The film follows Django, as he is saved from slavery by a German bounty hunter named Doctor King Schultz. Together, Django and Doctor King Schultz start to hunt down bounty targets that Django can identify due to their affiliations within the slaving businesses. However, Django asks for one thing in return; to find and rescue his wife Broomhilda.
The movie is essentially one of the best pieces of revenge fantasy that I have ever come across. Tarantino masterfully invests a huge chunk of time in giving these characters conversations, and development to make them more realized. This is a tremendously long film, stretching over two hours and forty-five minutes worth of time. However, it uses that time efficiently.
Obviously, this wouldn’t be the case if it wasn’t for some absolutely magnanimous performances out of the star-studded cast! The actors Jamie Fox, Christoph Waltz, and Leonardo DiCaprio bring their absolute A-Game for this film. We also see longtime collaborator and friend of Quentin Tarantino; Samuel L Jackson as he makes an appearance in the film.
The acting is absolutely beautiful, each character is played masterfully. In particular, Jamie Foxx’s Django and Leonardo DiCaprio’s Calvin Candy were both phenomenal. Leo even went so far as to physically injure his hand while shooting and he still went on with a scene despite very real blood absolutely dripping out of his hand.

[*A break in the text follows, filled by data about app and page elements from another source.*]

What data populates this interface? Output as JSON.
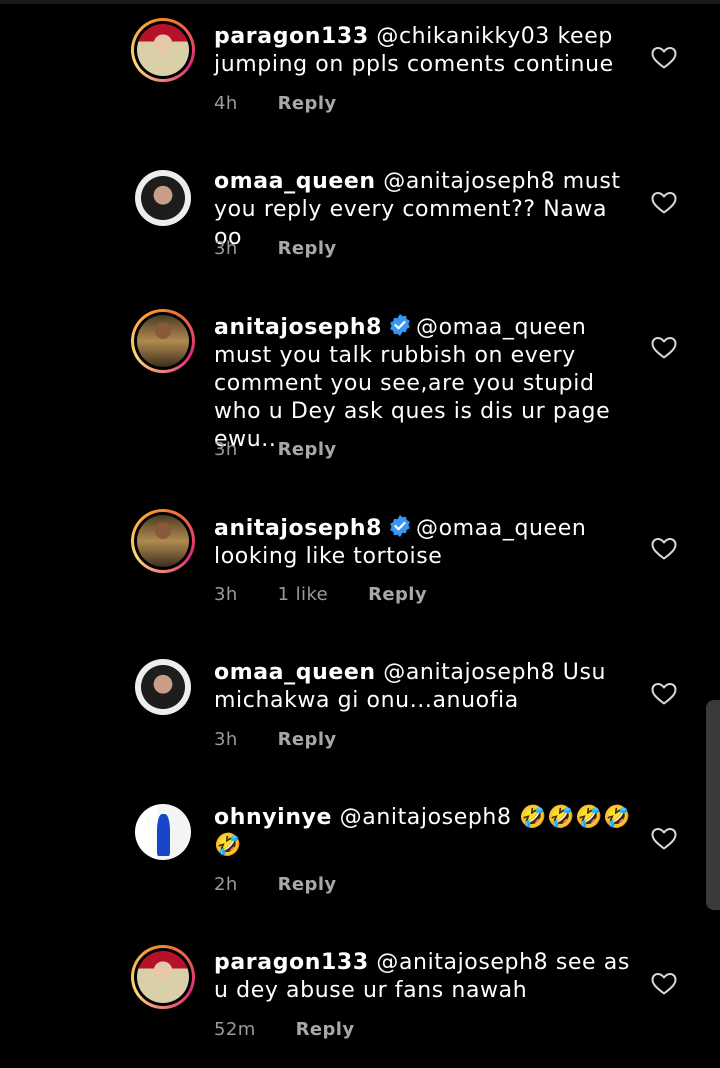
{
  "comments": [
    {
      "username": "paragon133",
      "verified": false,
      "mention": "@chikanikky03",
      "body": " keep jumping on ppls coments continue",
      "time": "4h",
      "likes": "",
      "reply": "Reply",
      "avatar": "paragon"
    },
    {
      "username": "omaa_queen",
      "verified": false,
      "mention": "@anitajoseph8",
      "body": " must you reply every comment?? Nawa oo",
      "time": "3h",
      "likes": "",
      "reply": "Reply",
      "avatar": "omaa"
    },
    {
      "username": "anitajoseph8",
      "verified": true,
      "mention": "@omaa_queen",
      "body": " must you talk rubbish on every comment you see,are you stupid who u Dey ask ques is dis ur page ewu..",
      "time": "3h",
      "likes": "",
      "reply": "Reply",
      "avatar": "anita"
    },
    {
      "username": "anitajoseph8",
      "verified": true,
      "mention": "@omaa_queen",
      "body": " looking like tortoise",
      "time": "3h",
      "likes": "1 like",
      "reply": "Reply",
      "avatar": "anita"
    },
    {
      "username": "omaa_queen",
      "verified": false,
      "mention": "@anitajoseph8",
      "body": " Usu michakwa gi onu...anuofia",
      "time": "3h",
      "likes": "",
      "reply": "Reply",
      "avatar": "omaa"
    },
    {
      "username": "ohnyinye",
      "verified": false,
      "mention": "@anitajoseph8",
      "body": " 🤣🤣🤣🤣🤣",
      "time": "2h",
      "likes": "",
      "reply": "Reply",
      "avatar": "ohnyinye"
    },
    {
      "username": "paragon133",
      "verified": false,
      "mention": "@anitajoseph8",
      "body": " see as u dey abuse ur fans nawah",
      "time": "52m",
      "likes": "",
      "reply": "Reply",
      "avatar": "paragon"
    }
  ],
  "colors": {
    "background": "#000000",
    "text": "#ffffff",
    "meta": "#9a9a9a",
    "verified": "#3897f0"
  },
  "icons": {
    "like": "heart-outline-icon",
    "verified": "verified-badge-icon"
  }
}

I’ll go out on a limb here, but Django Unchained is Tarantino’s most stylized film yet. This film is gorgeous from start to finish, absolutely dripping with an aura of inspiration yet originality.

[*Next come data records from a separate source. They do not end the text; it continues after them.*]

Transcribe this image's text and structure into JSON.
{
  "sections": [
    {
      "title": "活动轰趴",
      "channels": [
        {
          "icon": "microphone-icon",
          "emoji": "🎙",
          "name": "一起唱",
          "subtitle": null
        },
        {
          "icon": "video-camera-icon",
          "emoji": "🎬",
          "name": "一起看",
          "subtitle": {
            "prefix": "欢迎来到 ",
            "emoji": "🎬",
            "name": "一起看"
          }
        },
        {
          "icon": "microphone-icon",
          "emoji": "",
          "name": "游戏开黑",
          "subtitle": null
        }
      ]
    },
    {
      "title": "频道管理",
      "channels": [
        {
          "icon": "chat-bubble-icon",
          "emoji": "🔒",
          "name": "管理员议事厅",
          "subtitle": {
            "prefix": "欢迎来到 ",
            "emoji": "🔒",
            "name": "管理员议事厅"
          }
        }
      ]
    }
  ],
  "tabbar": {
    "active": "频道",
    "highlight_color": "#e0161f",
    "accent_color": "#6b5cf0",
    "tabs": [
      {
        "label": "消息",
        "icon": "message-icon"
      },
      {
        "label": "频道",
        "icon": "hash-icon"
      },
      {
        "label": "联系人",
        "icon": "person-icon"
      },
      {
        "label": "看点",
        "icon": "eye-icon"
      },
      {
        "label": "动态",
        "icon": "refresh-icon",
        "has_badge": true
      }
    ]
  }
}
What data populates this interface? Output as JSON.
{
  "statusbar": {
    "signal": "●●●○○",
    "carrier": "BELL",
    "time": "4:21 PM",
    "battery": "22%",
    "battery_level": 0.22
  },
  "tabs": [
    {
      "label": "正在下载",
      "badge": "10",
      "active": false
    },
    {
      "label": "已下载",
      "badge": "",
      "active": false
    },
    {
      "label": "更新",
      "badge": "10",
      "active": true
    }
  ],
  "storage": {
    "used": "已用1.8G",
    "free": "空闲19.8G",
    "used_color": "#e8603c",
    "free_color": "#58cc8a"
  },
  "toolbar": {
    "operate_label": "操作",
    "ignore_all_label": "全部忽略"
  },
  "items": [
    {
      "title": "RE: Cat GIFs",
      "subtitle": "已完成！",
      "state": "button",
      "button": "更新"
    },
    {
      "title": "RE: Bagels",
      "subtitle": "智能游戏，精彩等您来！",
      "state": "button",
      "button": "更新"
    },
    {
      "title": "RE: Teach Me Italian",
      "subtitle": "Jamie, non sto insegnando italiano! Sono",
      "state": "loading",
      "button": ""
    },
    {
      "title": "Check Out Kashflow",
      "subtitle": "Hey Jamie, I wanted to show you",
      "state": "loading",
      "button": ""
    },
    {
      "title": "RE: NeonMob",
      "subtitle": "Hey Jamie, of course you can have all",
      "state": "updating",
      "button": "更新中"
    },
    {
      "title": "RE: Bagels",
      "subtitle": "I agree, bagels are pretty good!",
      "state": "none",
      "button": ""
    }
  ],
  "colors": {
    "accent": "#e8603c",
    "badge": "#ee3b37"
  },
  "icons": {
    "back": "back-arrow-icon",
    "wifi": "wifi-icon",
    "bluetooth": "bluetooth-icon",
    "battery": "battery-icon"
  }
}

This is mainly due to Robert Richardson’s mastery of the camera and lighting. His collaborations with Tarantino started with Kill Bill, and have spanned up till his bigger projects such as Inglorious Basterds, The Hateful Eight, and Once Upon a Time in Hollywood. Together they create each shot to be some of the most iconic poster-worthy material.
However, there is one aspect of this film that just simply cannot be ignored; the heavily criticized depiction of racial discrimination in the 19th century. The film used a lot of derogatory slang words and often shows an unending amount of torturous treatment of African American individuals.

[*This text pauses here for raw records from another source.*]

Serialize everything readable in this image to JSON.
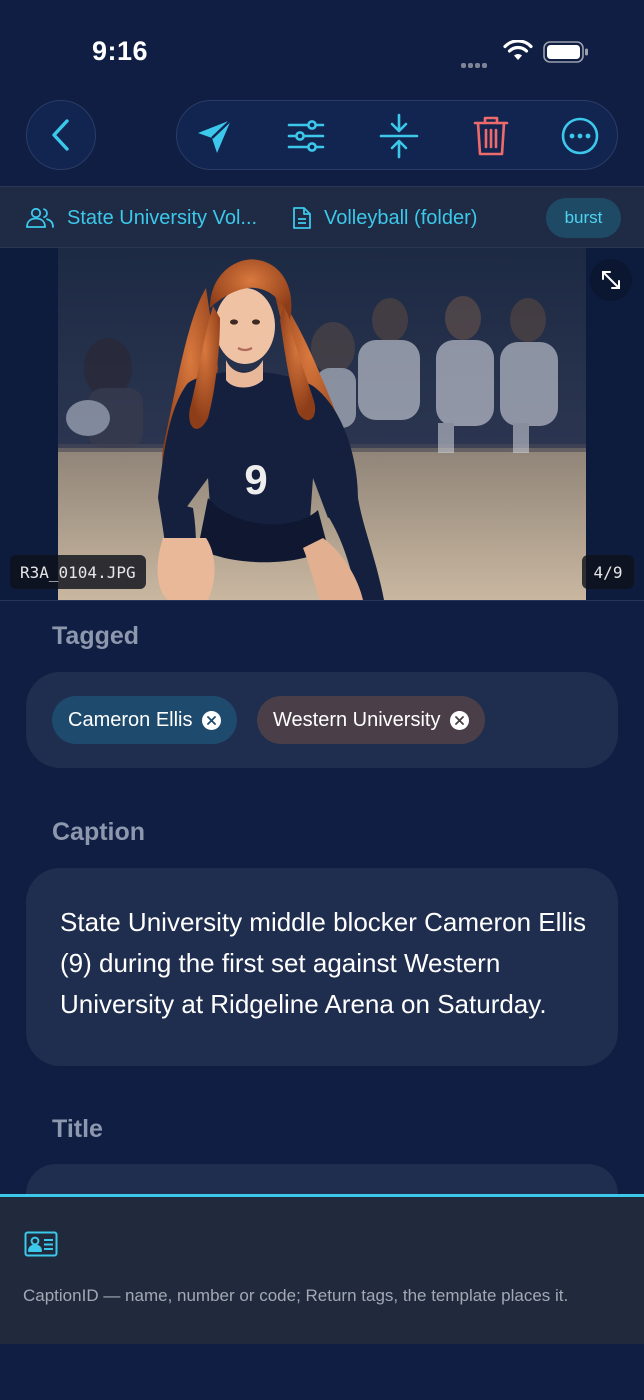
{
  "status_bar": {
    "time": "9:16"
  },
  "toolbar": {
    "back_icon": "chevron-left-icon",
    "actions": [
      "send-icon",
      "sliders-icon",
      "merge-icon",
      "trash-icon",
      "more-icon"
    ]
  },
  "breadcrumb": {
    "team_label": "State University Vol...",
    "folder_label": "Volleyball (folder)",
    "badge": "burst"
  },
  "photo": {
    "filename": "R3A_0104.JPG",
    "counter": "4/9",
    "jersey_number": "9"
  },
  "tagged": {
    "label": "Tagged",
    "tags": [
      {
        "name": "Cameron Ellis",
        "color": "#1e4a6e"
      },
      {
        "name": "Western University",
        "color": "#4a3f48"
      }
    ]
  },
  "caption": {
    "label": "Caption",
    "text": "State University middle blocker Cameron Ellis (9) during the first set against Western University at Ridgeline Arena on Saturday."
  },
  "title": {
    "label": "Title"
  },
  "bottom_panel": {
    "hint": "CaptionID — name, number or code; Return tags, the template places it."
  },
  "colors": {
    "accent": "#3cc8ea",
    "danger": "#ef6b6b",
    "background": "#0f1e42",
    "card": "#1f2d4e"
  }
}
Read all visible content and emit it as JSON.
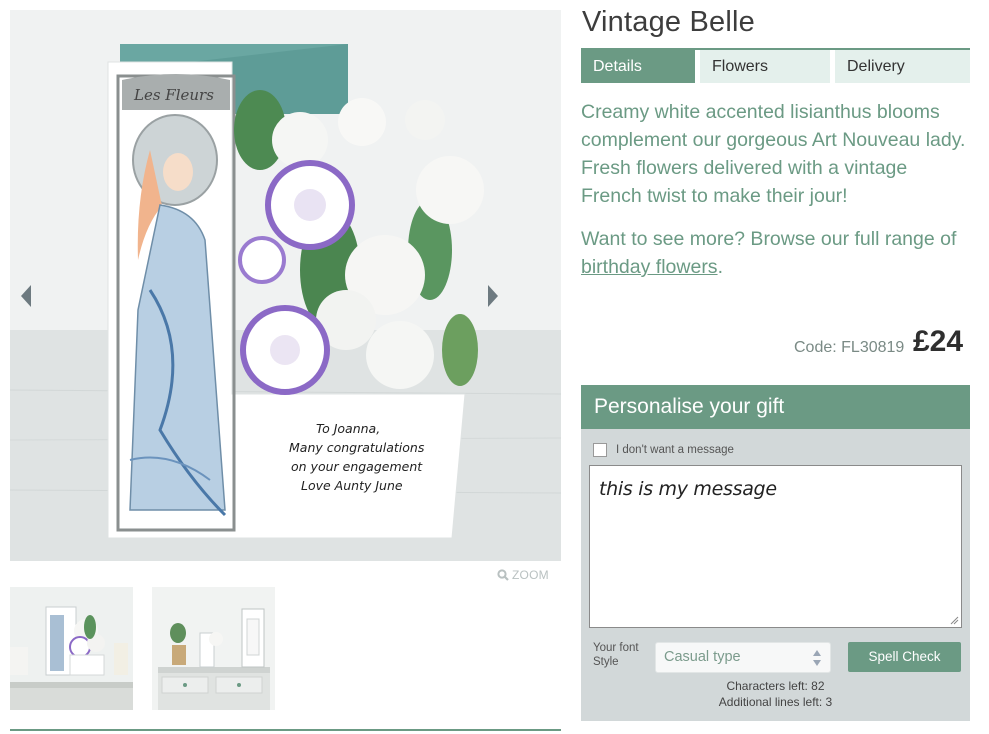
{
  "product": {
    "title": "Vintage Belle",
    "tabs": [
      {
        "label": "Details",
        "active": true
      },
      {
        "label": "Flowers",
        "active": false
      },
      {
        "label": "Delivery",
        "active": false
      }
    ],
    "description": "Creamy white accented lisianthus blooms complement our gorgeous Art Nouveau lady. Fresh flowers delivered with a vintage French twist to make their jour!",
    "more_prefix": "Want to see more? Browse our full range of ",
    "more_link": "birthday flowers",
    "more_suffix": ".",
    "code": "Code: FL30819",
    "price": "£24"
  },
  "gallery": {
    "zoom_label": "ZOOM",
    "card_title": "Les Fleurs",
    "card_message": [
      "To Joanna,",
      "Many congratulations",
      "on your engagement",
      "Love Aunty June"
    ]
  },
  "personalise": {
    "heading": "Personalise your gift",
    "no_message_label": "I don't want a message",
    "message_value": "this is my message",
    "font_label": "Your font Style",
    "font_selected": "Casual type",
    "spell_check_label": "Spell Check",
    "chars_left": "Characters left: 82",
    "lines_left": "Additional lines left: 3"
  },
  "colors": {
    "accent": "#6b9a84",
    "tab_inactive": "#e4f0ec",
    "panel_bg": "#d2d8d9"
  },
  "icons": {
    "prev": "chevron-left-icon",
    "next": "chevron-right-icon",
    "zoom": "magnifier-icon",
    "select": "up-down-arrows-icon"
  }
}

I’ll be honest; as far as the racial slurs go, they shouldn’t be used that much even within the context. However, it still works to an extent within the context of the film. This is a revenge fantasy; you want to show the opposition as the vilest and most despicable beings alive. This is just so when our protagonist does terrible things to them; we know he’s doing it for a reason.
I usually enjoy violence in Tarantino films, though I still think Django went a bit overboard with some of it. There is one scene in particular that jumps into my mind every time that I think of this film; it’s a scene where a man is forcefully fed to dogs while he’s still alive.
The Bottom Line
So, in conclusion, Django Unchained is one of the most refined revenge fantasies for a time when there was little to no hope in the lives of the African people who were forcefully brought into America.
The film is like a multilayered cake, it creates a narrative thick with metaphors and nods to classic Westerns, yet does its very own thing and blows it out of the water with most of its subjects and themes. Not to mention, the film is just amazing. It’s well written, directed, acted, and shot. It’s just an all-rounded package!